■ Instructions for the task
Among the lines of the data, copy those that hold "Recorder".

Material for this task Start Marker

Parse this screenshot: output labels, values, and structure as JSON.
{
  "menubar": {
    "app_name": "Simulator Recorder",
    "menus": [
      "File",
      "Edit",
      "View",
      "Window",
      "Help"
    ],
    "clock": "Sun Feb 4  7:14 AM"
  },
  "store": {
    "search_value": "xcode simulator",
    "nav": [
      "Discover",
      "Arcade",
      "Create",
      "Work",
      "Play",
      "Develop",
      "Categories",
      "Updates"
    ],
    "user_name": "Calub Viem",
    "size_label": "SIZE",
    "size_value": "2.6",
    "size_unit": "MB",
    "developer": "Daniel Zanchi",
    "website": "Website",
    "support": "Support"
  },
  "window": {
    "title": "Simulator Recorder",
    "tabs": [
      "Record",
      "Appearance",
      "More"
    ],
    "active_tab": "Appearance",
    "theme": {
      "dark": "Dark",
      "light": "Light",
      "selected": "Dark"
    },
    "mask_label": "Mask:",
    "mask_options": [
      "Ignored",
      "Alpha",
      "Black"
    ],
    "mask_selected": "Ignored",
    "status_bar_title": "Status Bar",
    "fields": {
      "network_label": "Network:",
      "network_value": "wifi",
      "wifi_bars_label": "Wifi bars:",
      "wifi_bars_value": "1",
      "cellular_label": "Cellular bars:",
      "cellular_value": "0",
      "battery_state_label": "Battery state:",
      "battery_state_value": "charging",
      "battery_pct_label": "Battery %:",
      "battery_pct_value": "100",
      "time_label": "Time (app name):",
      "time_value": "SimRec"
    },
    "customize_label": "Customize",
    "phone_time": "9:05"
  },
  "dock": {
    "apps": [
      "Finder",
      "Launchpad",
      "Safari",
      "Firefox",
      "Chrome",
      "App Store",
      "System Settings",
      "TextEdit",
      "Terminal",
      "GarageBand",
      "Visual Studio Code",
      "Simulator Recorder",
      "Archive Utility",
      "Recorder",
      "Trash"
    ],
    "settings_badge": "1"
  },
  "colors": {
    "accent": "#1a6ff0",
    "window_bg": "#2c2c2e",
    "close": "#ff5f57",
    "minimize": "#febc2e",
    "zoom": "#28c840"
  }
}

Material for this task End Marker

■ Your solution
    "app_name": "Simulator Recorder",
    "title": "Simulator Recorder",
      "Simulator Recorder",
      "Recorder",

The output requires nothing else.